The full set of entries is to be returned word for word.

** Opening Data shown block **

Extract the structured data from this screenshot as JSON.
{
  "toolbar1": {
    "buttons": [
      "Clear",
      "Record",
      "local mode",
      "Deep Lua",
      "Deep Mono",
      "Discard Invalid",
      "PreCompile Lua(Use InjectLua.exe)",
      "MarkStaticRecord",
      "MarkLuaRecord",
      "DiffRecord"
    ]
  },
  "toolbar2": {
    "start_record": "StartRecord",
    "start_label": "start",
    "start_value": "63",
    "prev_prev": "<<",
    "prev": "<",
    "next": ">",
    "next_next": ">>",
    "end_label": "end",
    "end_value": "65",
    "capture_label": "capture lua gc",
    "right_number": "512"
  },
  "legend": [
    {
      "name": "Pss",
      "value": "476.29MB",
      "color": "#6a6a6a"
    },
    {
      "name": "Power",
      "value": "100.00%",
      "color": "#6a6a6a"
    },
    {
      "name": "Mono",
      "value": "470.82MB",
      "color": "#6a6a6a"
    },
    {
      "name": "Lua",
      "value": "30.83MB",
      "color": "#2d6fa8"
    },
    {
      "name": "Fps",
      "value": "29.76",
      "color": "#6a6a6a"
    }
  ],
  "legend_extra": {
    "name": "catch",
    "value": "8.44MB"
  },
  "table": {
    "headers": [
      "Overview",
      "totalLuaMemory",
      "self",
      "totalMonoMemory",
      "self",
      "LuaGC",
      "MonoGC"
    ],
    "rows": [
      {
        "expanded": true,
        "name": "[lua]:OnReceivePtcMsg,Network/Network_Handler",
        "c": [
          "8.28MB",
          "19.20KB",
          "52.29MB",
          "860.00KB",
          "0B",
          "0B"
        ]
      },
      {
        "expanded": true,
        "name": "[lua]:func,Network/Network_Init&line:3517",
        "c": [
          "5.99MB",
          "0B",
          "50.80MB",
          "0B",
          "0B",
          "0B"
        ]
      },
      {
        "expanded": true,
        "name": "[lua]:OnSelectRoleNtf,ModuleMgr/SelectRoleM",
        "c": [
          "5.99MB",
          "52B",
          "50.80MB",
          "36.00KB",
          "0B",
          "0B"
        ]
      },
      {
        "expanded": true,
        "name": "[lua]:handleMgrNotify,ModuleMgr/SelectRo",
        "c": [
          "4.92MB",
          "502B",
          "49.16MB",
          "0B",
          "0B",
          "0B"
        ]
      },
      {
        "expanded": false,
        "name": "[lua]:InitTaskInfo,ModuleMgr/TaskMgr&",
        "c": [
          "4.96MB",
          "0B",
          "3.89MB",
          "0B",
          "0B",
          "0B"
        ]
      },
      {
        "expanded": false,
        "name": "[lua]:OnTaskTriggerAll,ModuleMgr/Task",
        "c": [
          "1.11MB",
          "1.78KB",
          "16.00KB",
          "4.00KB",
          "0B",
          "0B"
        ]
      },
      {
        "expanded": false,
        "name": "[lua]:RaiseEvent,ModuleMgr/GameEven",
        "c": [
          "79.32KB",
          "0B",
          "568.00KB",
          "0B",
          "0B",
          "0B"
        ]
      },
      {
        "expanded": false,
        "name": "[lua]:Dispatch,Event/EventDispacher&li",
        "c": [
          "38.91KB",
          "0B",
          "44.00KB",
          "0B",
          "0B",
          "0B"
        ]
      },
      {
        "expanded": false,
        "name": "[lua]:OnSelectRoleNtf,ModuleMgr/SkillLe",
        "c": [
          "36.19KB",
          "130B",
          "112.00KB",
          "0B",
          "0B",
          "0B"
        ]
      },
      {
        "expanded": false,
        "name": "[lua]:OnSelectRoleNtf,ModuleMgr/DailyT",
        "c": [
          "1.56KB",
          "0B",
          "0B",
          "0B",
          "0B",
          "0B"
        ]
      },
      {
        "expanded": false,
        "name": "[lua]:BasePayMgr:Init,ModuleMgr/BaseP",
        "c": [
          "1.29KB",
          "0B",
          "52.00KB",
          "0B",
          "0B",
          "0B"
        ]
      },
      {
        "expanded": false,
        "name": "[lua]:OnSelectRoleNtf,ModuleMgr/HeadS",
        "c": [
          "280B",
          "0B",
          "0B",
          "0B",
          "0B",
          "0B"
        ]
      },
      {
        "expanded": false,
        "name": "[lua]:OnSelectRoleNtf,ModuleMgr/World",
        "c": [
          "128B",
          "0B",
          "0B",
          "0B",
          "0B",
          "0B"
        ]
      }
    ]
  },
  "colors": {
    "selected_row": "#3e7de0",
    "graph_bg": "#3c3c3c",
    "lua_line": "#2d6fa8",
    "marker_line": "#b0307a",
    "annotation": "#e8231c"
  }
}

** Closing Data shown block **

● **Task result**
Extract the structured data from this screenshot as JSON.
{
  "toolbar1": {
    "buttons": [
      "Clear",
      "Record",
      "local mode",
      "Deep Lua",
      "Deep Mono",
      "Discard Invalid",
      "PreCompile Lua(Use InjectLua.exe)",
      "MarkStaticRecord",
      "MarkLuaRecord",
      "DiffRecord"
    ]
  },
  "toolbar2": {
    "start_record": "StartRecord",
    "start_label": "start",
    "start_value": "63",
    "prev_prev": "<<",
    "prev": "<",
    "next": ">",
    "next_next": ">>",
    "end_label": "end",
    "end_value": "65",
    "capture_label": "capture lua gc",
    "right_number": "512"
  },
  "legend": [
    {
      "name": "Pss",
      "value": "476.29MB",
      "color": "#6a6a6a"
    },
    {
      "name": "Power",
      "value": "100.00%",
      "color": "#6a6a6a"
    },
    {
      "name": "Mono",
      "value": "470.82MB",
      "color": "#6a6a6a"
    },
    {
      "name": "Lua",
      "value": "30.83MB",
      "color": "#2d6fa8"
    },
    {
      "name": "Fps",
      "value": "29.76",
      "color": "#6a6a6a"
    }
  ],
  "legend_extra": {
    "name": "catch",
    "value": "8.44MB"
  },
  "table": {
    "headers": [
      "Overview",
      "totalLuaMemory",
      "self",
      "totalMonoMemory",
      "self",
      "LuaGC",
      "MonoGC"
    ],
    "rows": [
      {
        "expanded": true,
        "name": "[lua]:OnReceivePtcMsg,Network/Network_Handler",
        "c": [
          "8.28MB",
          "19.20KB",
          "52.29MB",
          "860.00KB",
          "0B",
          "0B"
        ]
      },
      {
        "expanded": true,
        "name": "[lua]:func,Network/Network_Init&line:3517",
        "c": [
          "5.99MB",
          "0B",
          "50.80MB",
          "0B",
          "0B",
          "0B"
        ]
      },
      {
        "expanded": true,
        "name": "[lua]:OnSelectRoleNtf,ModuleMgr/SelectRoleM",
        "c": [
          "5.99MB",
          "52B",
          "50.80MB",
          "36.00KB",
          "0B",
          "0B"
        ]
      },
      {
        "expanded": true,
        "name": "[lua]:handleMgrNotify,ModuleMgr/SelectRo",
        "c": [
          "4.92MB",
          "502B",
          "49.16MB",
          "0B",
          "0B",
          "0B"
        ]
      },
      {
        "expanded": false,
        "name": "[lua]:InitTaskInfo,ModuleMgr/TaskMgr&",
        "c": [
          "4.96MB",
          "0B",
          "3.89MB",
          "0B",
          "0B",
          "0B"
        ]
      },
      {
        "expanded": false,
        "name": "[lua]:OnTaskTriggerAll,ModuleMgr/Task",
        "c": [
          "1.11MB",
          "1.78KB",
          "16.00KB",
          "4.00KB",
          "0B",
          "0B"
        ]
      },
      {
        "expanded": false,
        "name": "[lua]:RaiseEvent,ModuleMgr/GameEven",
        "c": [
          "79.32KB",
          "0B",
          "568.00KB",
          "0B",
          "0B",
          "0B"
        ]
      },
      {
        "expanded": false,
        "name": "[lua]:Dispatch,Event/EventDispacher&li",
        "c": [
          "38.91KB",
          "0B",
          "44.00KB",
          "0B",
          "0B",
          "0B"
        ]
      },
      {
        "expanded": false,
        "name": "[lua]:OnSelectRoleNtf,ModuleMgr/SkillLe",
        "c": [
          "36.19KB",
          "130B",
          "112.00KB",
          "0B",
          "0B",
          "0B"
        ]
      },
      {
        "expanded": false,
        "name": "[lua]:OnSelectRoleNtf,ModuleMgr/DailyT",
        "c": [
          "1.56KB",
          "0B",
          "0B",
          "0B",
          "0B",
          "0B"
        ]
      },
      {
        "expanded": false,
        "name": "[lua]:BasePayMgr:Init,ModuleMgr/BaseP",
        "c": [
          "1.29KB",
          "0B",
          "52.00KB",
          "0B",
          "0B",
          "0B"
        ]
      },
      {
        "expanded": false,
        "name": "[lua]:OnSelectRoleNtf,ModuleMgr/HeadS",
        "c": [
          "280B",
          "0B",
          "0B",
          "0B",
          "0B",
          "0B"
        ]
      },
      {
        "expanded": false,
        "name": "[lua]:OnSelectRoleNtf,ModuleMgr/World",
        "c": [
          "128B",
          "0B",
          "0B",
          "0B",
          "0B",
          "0B"
        ]
      }
    ]
  },
  "colors": {
    "selected_row": "#3e7de0",
    "graph_bg": "#3c3c3c",
    "lua_line": "#2d6fa8",
    "marker_line": "#b0307a",
    "annotation": "#e8231c"
  }
}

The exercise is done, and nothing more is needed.